At least from a career standpoint, I don't know if I feel more sorry for James Dean or, well, anyone else in this film who isn't James Dean. Forget east of Eden, just about everyone else's careers went south after this film. Okay, maybe the supporting cast didn't fall that fast, though they didn't really take off all that much after this film film, and all the while, James Dean didn't do but three roles that weren't uncredited bit parts before he died, and people are still talking about him, or at least about how he always looked so tired all the time. Well, to be fair, he did do some pretty good films, and he was really good in them, with this film being no exception, though what else would you expect from the director of "A Streetcar Named Desire" and... "The Last Tycoon"? Okay, I can think of some people who would say that we can just forget about that and just leave with our fond memories of Elia Kazan, of which, there are plenty, if you can remember them in the first place. A good bit of Kazan's work hasn't really stuck in everyone's memory banks all that deeply, yet the people who do remember his work can tell you that this film was certainly something to behold, being a classic masterpiece. To those people, I say shut up you annoying nostalgiacs, because while this film is good, it's not that good, being an Eden held back by a few corrupting snakes.

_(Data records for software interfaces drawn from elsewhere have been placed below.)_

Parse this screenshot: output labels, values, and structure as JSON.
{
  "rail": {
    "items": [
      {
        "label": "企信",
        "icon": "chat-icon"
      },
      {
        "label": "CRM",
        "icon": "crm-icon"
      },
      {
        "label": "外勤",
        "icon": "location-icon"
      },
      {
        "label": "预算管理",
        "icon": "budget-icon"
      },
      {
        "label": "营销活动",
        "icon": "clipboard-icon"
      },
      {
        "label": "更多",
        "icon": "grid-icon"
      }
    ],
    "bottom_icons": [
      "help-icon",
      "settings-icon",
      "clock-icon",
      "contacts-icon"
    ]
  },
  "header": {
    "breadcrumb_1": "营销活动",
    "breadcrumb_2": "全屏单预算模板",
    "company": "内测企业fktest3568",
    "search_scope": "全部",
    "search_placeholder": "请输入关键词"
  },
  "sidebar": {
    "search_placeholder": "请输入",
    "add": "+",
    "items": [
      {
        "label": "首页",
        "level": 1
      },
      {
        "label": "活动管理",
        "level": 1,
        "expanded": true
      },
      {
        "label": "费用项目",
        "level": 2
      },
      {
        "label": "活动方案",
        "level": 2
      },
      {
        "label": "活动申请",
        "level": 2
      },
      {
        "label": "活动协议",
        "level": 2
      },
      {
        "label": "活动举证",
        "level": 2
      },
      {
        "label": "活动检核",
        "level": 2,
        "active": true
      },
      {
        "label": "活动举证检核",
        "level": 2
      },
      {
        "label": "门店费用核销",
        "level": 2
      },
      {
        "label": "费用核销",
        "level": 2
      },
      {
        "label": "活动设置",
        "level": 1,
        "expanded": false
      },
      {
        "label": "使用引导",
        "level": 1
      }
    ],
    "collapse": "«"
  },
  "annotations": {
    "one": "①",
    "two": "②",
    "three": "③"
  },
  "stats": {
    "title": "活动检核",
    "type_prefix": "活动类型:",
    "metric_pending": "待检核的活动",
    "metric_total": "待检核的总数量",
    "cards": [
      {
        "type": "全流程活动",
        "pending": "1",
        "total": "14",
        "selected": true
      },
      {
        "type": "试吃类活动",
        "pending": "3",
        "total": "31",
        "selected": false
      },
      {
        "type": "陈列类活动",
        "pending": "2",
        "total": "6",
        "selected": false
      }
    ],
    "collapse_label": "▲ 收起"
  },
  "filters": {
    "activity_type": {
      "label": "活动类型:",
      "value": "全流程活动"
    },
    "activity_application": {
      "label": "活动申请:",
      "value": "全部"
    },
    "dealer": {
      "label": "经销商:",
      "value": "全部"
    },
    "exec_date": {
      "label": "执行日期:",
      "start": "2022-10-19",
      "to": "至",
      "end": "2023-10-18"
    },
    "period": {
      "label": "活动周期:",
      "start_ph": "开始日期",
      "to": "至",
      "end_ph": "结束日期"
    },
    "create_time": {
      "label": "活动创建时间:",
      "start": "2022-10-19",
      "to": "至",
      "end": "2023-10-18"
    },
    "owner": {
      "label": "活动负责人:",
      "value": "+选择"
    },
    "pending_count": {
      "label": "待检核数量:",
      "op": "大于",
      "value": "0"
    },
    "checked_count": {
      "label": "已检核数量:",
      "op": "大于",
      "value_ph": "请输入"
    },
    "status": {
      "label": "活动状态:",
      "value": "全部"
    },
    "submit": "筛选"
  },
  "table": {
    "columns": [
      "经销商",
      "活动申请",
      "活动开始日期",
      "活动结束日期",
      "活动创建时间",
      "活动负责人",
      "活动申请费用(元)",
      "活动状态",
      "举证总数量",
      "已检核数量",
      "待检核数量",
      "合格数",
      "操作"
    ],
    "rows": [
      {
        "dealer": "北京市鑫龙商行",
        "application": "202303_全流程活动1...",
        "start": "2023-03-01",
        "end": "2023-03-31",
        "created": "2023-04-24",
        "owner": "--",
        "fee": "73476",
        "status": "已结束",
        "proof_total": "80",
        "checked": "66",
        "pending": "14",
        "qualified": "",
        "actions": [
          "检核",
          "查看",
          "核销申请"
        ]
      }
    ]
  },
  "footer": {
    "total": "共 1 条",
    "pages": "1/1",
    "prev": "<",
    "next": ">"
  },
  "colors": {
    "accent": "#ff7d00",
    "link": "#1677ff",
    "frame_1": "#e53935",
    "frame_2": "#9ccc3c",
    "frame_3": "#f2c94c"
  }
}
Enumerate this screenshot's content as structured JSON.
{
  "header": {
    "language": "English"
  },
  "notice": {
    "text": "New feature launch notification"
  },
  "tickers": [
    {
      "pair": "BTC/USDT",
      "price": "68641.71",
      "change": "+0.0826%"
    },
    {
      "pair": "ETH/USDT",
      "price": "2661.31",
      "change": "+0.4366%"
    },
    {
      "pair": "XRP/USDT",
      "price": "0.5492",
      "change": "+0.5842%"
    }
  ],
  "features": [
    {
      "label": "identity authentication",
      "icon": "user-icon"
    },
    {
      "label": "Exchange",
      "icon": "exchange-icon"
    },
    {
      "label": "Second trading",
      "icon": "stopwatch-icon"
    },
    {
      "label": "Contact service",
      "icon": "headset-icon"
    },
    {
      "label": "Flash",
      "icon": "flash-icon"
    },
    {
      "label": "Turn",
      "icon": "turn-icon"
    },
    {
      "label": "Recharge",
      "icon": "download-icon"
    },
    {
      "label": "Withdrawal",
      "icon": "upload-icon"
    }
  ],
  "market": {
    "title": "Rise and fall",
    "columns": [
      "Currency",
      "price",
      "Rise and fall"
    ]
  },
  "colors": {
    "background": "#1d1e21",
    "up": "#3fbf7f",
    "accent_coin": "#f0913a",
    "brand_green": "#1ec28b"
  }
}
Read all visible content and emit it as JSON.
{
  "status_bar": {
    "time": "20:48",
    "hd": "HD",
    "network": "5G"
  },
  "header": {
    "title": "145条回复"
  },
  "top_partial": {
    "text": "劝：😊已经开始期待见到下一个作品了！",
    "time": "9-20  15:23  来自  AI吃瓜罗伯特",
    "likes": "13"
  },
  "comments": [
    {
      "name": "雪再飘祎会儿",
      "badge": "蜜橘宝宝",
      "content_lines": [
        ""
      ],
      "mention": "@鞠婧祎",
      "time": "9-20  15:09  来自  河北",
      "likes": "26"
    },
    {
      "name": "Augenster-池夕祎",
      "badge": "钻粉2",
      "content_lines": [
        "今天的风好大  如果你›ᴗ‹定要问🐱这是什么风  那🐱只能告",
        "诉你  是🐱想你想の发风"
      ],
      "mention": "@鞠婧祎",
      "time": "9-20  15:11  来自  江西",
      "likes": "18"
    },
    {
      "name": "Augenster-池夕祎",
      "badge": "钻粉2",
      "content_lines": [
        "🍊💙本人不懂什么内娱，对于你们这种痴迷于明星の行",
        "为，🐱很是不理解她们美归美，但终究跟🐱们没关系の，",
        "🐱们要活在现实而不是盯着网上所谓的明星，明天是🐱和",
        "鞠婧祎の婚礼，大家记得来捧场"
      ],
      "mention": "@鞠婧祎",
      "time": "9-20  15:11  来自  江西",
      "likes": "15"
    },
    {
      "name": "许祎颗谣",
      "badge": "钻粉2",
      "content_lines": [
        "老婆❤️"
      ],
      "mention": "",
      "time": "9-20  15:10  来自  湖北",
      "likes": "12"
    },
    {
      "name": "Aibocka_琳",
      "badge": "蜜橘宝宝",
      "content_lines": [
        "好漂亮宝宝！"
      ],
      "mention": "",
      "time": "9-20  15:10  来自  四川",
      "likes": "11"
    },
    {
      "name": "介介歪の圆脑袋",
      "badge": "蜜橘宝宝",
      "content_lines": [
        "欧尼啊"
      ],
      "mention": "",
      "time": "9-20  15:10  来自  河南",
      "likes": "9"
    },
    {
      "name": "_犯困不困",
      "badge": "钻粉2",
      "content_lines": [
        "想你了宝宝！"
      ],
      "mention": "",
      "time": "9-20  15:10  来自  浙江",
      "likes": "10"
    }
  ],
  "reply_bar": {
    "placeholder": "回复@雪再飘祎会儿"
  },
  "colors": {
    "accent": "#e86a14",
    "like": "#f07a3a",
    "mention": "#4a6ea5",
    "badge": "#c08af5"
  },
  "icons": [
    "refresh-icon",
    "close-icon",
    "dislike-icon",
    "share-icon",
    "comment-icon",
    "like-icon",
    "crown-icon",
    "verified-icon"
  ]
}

The film hits its slower spots, though rarely, if ever to a terribly dull degree, and what slow spots the film does hit are few and far between. However, were slowness more prevalent, it would most likely still be among the least of this film's worries, because the biggest blow to this film is that it is structurally all over the place. Now, the story isn't a total mess, with most everything scattered everwhere in the most unkept and uneven of fashions, yet the film is still quite uncomfortable in a lot of key places in its progression. Certain turns in storyline or focus are jarring and sudden, lacking enough time for you to fully lock into the situation, thus leaving the film a tad disengaging here and there, while other certain sudden shifts - particularly when it comes to characters - render the film a tad hard to follow. Still, it all comes down to long lines of non-oomph, with the film not really falling all that limp, though not really taking off that far when it does finally pick up. For all extents and purposes, this should be just another average film that rests among the workmanlike pile of films that have earned notoriety, mainly because of the stars who head. However, this film is better than that, perhaps falling a bit too limp at points, though not to where it completely falls out of being genuinely good, being made so by quite a few aspects that are mostly subtle, yet make quite a difference.
Okay, now, maybe Ted D. McCord's cinematography doesn't necessarily make quite a difference, as it is only occasionally outstanding, yet when it does stand out, it's pretty impressive. Early on in the film, a scene in which James Dean's Cal Trask character is made to read excerpt from the Bible is riddled with very cleverly staged and lit camera shots that really capture the hint of bleakness in the air that reflects our characters and really sets up the themes of the film, in which you can find quite a few other fancy and effective shots of this nature. Still, again, these fine shots are too sporadic to stick a landing as a key strength to telling this story, so in order for this film to really be good, it's just got to be a good story. Well, sure enough, while the story structure is very messy, the overall product presented is generally compelling, with intriguing themes and concepts that help keep it afloat, yet not without the help of some upstanding performances. Sure, Julie Harris is pretty bad, when not simply mediocre, yet most everyone else is engagingly charismatic, though there are some standouts, such as Jo Van Fleet, whose surprisingly fairly subtle and thoughtful portrayal of an untrusting and very business-oriented woman facing the risk of changing tremendously when considerably grand events and discoveries begin to fall into her life makes her among your more compelling aspects to the film. As for James Dean, with all of my joking around about how he's become such a big icon, even with his paper-slim filmography, he got those Oscar nominations and all of this notoriety for a reason, as he was the original great actor to lose young, something made clear very early on in the film as he very charismatically, yet ever so believably manages to nail the ticks and eccentricities of such a disturbed and clearly unhealthy person like the Cal Trask character in a fashion that definately leaves you aware that our lead is not all there, yet still has enough competence in him to hold layers. Well, sure enough, while the writing leaves those layers to jar in on occasion, Dean never lets up on making the complexities within his character very organic, presenting a person who is well-intentioned and reasonably competent, even with his problems, looking for self-value and respect as a good man, thus making for a very restrained, yet very engrossing lead performance that stands as further testament to just what we miss about the late, great Mr. Dean.
Overall, outside of a few slow spots, the real blow to the film is its structural messiness, from jarring story shifts to sudden character changes, that leave the film a bit hard to follow and often rather disengaging, while long periods of limited oomph leave the film to run the risk of descending to simply average, yet it manages to its own, secured by occasions of clever cinematography and consistency in story compellingness, really brought to life by generally strong performances, the strongest of which being delivered by the late, great James Dean, whose layered, subtle and enthralling lead performance helps in ultimately making "East of Eden" a mostly intriguing study on morality and value.
3/5 - Good